[RECORDS SUPPLIED — start]
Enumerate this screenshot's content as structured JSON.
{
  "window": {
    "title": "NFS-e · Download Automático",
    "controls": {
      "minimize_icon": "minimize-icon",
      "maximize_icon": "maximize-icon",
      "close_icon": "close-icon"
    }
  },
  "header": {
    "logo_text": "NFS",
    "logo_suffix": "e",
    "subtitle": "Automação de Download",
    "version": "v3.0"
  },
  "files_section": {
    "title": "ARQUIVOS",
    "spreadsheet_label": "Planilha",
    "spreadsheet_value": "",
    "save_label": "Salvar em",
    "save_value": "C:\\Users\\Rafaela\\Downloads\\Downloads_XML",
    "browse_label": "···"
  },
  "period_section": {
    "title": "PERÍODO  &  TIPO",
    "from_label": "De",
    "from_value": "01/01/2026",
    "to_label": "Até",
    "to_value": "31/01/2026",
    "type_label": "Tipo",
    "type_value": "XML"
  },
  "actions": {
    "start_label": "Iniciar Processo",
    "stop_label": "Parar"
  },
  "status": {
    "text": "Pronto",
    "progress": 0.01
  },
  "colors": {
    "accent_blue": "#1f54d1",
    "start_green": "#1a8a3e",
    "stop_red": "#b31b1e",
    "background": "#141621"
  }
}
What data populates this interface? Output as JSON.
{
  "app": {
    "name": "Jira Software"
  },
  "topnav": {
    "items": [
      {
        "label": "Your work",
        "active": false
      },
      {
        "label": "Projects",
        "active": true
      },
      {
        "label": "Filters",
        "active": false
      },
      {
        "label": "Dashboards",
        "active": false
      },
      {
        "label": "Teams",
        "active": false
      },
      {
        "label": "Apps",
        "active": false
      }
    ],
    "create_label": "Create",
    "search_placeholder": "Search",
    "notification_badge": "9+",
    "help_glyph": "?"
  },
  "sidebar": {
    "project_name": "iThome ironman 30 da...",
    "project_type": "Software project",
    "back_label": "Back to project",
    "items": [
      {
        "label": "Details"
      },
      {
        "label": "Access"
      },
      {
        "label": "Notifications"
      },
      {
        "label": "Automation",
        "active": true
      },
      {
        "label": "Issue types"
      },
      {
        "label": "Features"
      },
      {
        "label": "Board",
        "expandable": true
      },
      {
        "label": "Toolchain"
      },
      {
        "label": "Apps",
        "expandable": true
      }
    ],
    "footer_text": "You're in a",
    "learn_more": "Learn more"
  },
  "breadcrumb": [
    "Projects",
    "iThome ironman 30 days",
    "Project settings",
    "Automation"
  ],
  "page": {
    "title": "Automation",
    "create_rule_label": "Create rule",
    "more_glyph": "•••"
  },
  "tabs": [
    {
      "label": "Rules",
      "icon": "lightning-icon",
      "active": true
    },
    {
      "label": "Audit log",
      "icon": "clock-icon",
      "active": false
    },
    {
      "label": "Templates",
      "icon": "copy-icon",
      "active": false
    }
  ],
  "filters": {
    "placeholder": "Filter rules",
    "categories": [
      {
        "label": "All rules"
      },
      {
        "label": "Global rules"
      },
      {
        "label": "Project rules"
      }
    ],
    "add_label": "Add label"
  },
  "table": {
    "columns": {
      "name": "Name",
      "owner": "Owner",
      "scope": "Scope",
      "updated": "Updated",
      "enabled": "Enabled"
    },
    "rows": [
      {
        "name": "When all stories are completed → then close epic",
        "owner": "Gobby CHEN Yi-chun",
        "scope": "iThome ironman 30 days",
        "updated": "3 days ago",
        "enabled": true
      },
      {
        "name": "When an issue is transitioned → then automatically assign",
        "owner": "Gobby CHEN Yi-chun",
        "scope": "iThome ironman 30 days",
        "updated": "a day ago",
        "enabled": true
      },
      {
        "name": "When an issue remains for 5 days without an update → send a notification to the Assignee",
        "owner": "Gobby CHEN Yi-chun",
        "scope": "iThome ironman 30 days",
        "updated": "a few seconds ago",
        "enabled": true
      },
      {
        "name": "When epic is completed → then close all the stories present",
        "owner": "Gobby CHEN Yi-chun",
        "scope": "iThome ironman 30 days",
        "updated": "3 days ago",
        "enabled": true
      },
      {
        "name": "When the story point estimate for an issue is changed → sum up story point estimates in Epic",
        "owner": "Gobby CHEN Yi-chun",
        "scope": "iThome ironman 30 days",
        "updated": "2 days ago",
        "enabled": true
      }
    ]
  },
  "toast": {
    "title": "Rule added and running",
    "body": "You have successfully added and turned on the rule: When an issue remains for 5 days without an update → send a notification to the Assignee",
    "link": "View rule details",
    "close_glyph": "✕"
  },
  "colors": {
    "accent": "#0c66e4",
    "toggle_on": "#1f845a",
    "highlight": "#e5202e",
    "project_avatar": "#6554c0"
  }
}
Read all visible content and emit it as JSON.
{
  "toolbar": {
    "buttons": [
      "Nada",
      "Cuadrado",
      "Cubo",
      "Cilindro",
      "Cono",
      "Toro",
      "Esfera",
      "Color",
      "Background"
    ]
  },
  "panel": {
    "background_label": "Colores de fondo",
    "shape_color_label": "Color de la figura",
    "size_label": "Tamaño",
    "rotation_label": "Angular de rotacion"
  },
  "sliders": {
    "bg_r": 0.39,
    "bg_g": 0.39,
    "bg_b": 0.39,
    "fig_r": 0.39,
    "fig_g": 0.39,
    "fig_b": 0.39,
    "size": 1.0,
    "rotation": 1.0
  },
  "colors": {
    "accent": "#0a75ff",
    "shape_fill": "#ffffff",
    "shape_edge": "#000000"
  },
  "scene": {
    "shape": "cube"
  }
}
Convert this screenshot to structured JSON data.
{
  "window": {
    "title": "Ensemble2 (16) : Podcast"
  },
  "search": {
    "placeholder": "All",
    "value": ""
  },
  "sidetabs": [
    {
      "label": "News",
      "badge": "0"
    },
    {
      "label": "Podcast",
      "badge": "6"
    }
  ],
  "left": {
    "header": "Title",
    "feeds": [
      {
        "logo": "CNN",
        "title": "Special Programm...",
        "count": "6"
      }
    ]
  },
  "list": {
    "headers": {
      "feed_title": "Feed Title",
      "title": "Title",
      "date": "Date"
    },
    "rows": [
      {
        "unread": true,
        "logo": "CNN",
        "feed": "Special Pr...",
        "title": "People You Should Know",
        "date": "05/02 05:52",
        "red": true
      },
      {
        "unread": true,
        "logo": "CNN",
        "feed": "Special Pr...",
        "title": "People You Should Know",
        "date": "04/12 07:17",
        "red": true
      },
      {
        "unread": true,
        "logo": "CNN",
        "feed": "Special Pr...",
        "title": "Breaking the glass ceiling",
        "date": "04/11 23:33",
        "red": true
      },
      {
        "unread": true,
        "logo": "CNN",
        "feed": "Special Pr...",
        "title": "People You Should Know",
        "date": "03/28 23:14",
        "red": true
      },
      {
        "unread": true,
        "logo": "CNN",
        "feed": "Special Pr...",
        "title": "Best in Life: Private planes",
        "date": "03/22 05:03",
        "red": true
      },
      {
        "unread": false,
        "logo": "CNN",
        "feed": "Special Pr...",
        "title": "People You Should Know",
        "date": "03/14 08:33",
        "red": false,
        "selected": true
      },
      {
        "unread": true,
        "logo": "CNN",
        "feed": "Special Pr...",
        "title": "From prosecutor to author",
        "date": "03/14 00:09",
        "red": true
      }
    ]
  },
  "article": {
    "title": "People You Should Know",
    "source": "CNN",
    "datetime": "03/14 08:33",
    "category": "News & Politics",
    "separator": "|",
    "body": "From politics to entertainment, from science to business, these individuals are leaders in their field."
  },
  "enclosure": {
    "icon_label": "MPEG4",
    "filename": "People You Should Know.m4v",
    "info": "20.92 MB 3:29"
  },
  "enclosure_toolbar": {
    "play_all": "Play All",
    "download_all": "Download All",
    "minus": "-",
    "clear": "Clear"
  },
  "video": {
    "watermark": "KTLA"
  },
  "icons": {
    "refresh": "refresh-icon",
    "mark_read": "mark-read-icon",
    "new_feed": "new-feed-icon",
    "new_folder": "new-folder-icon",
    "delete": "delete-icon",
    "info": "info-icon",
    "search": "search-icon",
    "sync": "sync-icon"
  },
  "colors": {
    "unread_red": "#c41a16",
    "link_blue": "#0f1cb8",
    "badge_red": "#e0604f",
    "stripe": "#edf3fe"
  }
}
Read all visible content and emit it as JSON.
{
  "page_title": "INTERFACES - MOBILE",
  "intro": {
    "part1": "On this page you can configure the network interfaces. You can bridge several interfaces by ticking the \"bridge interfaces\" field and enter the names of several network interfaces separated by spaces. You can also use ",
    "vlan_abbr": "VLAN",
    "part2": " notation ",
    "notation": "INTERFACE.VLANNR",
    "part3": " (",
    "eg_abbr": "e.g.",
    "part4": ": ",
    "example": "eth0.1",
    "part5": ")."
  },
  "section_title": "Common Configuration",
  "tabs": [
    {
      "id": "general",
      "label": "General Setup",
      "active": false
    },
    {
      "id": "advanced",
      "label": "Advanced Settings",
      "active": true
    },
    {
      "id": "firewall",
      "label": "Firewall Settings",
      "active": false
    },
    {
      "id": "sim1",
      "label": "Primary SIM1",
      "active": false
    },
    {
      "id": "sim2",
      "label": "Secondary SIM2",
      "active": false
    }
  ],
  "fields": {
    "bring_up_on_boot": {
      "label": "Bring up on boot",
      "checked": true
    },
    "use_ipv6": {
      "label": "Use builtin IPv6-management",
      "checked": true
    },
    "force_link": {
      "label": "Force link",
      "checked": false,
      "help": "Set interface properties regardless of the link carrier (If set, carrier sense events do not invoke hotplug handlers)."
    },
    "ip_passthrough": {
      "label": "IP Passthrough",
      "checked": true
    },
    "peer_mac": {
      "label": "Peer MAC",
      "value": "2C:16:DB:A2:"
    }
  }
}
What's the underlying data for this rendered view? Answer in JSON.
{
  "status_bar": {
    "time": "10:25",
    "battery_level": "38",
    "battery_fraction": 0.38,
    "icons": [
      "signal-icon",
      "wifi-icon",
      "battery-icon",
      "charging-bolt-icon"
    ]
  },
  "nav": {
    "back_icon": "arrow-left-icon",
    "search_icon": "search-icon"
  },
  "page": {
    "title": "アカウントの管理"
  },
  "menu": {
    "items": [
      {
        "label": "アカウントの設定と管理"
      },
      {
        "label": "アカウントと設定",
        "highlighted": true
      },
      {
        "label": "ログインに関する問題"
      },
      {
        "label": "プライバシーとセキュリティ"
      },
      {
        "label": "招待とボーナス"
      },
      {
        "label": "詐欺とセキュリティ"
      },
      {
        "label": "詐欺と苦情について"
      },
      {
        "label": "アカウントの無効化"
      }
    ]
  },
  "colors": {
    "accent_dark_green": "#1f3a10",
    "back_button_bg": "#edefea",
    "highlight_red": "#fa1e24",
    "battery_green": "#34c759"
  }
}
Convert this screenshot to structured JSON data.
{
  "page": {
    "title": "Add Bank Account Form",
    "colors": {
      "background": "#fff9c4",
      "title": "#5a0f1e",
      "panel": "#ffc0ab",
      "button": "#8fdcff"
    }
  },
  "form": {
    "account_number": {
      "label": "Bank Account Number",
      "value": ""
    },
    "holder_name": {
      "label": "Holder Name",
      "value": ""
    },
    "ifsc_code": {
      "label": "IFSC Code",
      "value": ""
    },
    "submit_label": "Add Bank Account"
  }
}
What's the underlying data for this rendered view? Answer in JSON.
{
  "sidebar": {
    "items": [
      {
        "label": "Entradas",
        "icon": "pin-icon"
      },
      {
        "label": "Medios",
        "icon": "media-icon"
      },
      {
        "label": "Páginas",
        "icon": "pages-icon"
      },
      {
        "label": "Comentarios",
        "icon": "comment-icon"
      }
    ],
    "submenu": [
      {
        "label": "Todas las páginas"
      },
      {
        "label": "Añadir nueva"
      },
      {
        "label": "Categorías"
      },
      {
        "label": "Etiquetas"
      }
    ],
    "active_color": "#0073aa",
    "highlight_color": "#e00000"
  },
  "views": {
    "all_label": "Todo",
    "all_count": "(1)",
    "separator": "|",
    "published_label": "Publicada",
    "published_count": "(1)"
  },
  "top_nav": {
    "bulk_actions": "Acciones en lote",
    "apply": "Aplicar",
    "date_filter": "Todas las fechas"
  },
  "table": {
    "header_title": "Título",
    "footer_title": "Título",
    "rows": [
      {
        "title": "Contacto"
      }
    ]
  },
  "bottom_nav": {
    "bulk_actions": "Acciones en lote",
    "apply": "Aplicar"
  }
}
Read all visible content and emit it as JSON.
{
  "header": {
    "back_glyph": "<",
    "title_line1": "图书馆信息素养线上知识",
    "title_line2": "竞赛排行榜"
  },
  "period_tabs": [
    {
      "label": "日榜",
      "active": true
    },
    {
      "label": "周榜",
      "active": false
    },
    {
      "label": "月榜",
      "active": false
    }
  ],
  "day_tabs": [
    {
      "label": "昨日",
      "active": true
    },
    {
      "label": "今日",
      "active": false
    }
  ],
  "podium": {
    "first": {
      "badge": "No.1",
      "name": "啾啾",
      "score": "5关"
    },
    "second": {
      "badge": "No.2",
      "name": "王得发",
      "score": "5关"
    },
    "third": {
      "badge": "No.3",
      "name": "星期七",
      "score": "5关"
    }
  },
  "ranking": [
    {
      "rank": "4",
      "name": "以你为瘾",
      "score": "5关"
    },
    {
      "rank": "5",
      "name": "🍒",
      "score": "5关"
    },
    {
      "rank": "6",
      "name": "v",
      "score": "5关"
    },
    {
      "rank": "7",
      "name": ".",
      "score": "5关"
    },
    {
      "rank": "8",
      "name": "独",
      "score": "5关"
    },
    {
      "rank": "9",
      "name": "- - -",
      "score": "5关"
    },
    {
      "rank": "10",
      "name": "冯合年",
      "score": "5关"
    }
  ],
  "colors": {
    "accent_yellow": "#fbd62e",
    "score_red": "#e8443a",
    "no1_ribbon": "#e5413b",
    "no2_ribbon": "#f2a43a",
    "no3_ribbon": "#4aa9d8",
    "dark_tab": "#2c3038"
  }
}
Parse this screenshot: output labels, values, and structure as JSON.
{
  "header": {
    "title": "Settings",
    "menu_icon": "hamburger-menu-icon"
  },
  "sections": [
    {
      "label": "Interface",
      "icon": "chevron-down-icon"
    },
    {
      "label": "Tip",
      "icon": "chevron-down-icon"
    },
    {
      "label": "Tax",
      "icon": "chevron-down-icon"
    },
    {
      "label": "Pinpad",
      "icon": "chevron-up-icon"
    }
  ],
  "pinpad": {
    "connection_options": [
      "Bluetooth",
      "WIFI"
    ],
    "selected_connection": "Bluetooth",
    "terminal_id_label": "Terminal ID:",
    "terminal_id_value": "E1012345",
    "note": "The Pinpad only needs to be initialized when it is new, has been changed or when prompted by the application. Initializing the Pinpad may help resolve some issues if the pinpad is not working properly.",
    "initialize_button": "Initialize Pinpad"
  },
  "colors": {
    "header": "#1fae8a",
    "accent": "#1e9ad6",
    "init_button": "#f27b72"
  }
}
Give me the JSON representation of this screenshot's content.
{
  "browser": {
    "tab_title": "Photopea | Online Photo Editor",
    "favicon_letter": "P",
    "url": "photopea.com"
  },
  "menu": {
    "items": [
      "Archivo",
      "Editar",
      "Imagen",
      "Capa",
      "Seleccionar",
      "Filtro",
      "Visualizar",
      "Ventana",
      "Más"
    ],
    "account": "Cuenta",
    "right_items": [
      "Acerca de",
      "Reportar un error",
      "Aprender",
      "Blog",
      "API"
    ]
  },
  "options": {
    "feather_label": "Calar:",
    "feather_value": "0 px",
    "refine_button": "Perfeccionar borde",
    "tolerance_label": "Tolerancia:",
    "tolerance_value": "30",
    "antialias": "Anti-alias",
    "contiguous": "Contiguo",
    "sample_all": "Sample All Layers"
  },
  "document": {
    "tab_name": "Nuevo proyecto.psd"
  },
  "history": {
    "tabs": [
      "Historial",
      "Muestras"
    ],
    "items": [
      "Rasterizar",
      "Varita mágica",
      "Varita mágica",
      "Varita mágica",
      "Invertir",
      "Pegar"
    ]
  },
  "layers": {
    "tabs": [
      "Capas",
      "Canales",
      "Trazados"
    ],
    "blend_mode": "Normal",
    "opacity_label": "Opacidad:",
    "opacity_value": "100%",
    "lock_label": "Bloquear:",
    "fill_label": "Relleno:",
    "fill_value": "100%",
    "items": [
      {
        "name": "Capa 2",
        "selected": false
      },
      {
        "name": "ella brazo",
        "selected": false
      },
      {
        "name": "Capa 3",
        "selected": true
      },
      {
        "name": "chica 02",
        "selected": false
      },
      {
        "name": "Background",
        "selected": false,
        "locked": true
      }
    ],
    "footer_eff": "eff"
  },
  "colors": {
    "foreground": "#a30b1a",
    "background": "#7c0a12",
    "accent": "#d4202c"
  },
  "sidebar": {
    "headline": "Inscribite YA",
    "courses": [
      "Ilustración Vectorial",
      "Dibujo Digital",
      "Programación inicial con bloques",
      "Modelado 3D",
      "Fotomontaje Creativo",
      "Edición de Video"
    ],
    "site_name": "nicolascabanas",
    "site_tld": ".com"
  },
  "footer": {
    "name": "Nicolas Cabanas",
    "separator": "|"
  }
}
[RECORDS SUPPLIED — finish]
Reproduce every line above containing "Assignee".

        "name": "When an issue remains for 5 days without an update → send a notification to the Assignee",
    "body": "You have successfully added and turned on the rule: When an issue remains for 5 days without an update → send a notification to the Assignee",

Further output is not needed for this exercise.